 El exministro Belloch pide la suspensión de la autonomía de Catalunya”, La Vanguardia, 1 October 2013, http://www.lavanguardia.com/politica/20131001/54388244725/exministro-belloch-suspension-autonomia-catalunya.html
 “Lo que no puede ser no va a suceder, que es una secesión". Zapatero descarta la secesión de Cataluña. Europa Press. Europa Press. 20 October 2013. http://www.europapress.es/nacional/noticia-zapatero-descarta-secesion-cataluna-20131020225215.html
 “Rubalcaba proposa votar la reforma de la Constitució en comptes de la consulta”, by S. González and O. March Barcelona, Ara, 25/10/2013. http://www.ara.cat/politica/NAVARRO-RUBALCABA-MAS-REUNIO_0_1016298588.html
 “Torres-Dulce cesará al fiscal de Catalunya por avalar una consulta soberanista”, El Público, 4 March 2013. http://www.publico.es/451615/torres-dulce-cesara-al-fiscal-de-catalunya-por-avalar-una-consulta-soberanista
 “Margallo proclama que no permitirá apoyos a la secesión desde las cátedras”, La Vanguardia, 8 May 2013. http://www.lavanguardia.com/politica/20130508/54373911350/margallo-proclama-no-permitira-apoyos-secesion-catedras.html
 “Ziani ya ha sido detenido en Barcelona y expulsado a Marruecos”. La Vanguardia, 16 May 2013. http://www.lavanguardia.com/politica/20130516/54373586487/ziani-ya-ha-sido-detenido-barcelona-expulsado-marruecos.html
 Toni Rodon, Suport a la independència: continua pujant”, EL Pati Descobert blog, 20 June 2013. http://blogspersonals.ara.cat/elpatidescobert/2013/06/20/suport-a-la-independencia-continua-pujant/
 “La mitad de los catalanes votaría a favor de la independencia”. La Vanguardia, 26 February 2010. http://www.lavanguardia.es/politica/noticias/20100226/53896180810/la-mitad-de-los-catalanes-votaria-a-favor-de-la-independencia-uoc-madrid-universidad-complutense-uni.html
 “Rajoy ha encargado al CNI un plan para ‘defender’ la unidad de España y Cataluña”. El Confidencial Digital, 22/10/2013. http://www.elconfidencialdigital.com/seguridad/Rajoy-encargado-CNI-Espana-Cataluna_0_2148385169.html
 e.g. “La Cataluña independiente no podría pagar las pensiones”. La Razón, 20 October 2013. http://www.larazon.es/detalle_normal/noticias/4038644/espana/la-cataluna-independiente-no-podria-pagar-las-pensiones

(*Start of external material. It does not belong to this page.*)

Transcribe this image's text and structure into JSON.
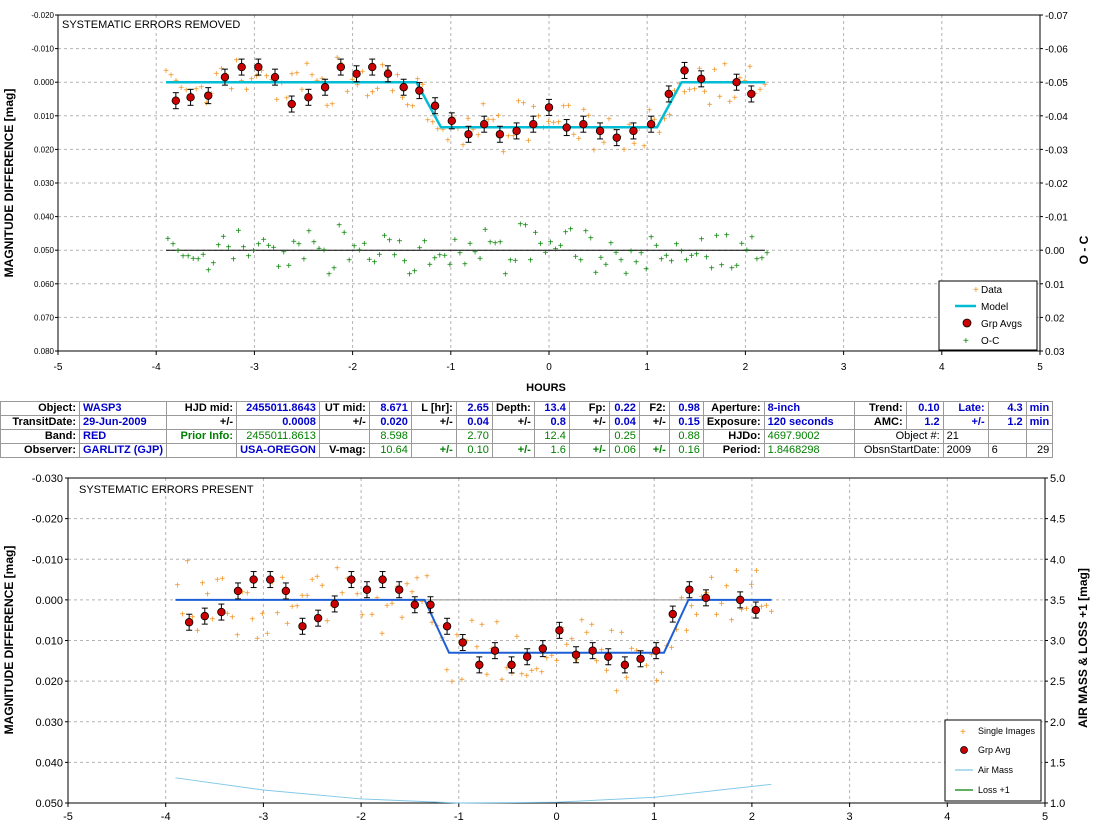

e.g. “Cualquier secesión de una parte de algunos de los estados miembros lo sitúa fuera de la Unión”. “Ruiz-Gallardón: «Artur Mas jamás verá la independencia de Cataluña»”. La Razón, 20 October 2013. http://www.larazon.es/detalle_normal/noticias/4038509/espana/ruiz-gallardon-artur-mas-jamas-vera-la-independencia-de-cataluna
 e.g. Montse Sendra, Les llengües a la Catalunya independent: cronologia interactiva 1 (del 22-01-2012 al 06-06-2013), http://www.dipity.com/montsesendra/Cronologia-darticles-Llengua-i-independencia/; Les llengües a la Catalunya independent: cronologia interactiva 2 (del 06-06-2013 a l'actualitat), http://www.dipity.com/montsesendra/Les-llengues-a-la-Catalunya-independent-cronologia-interactiva-2/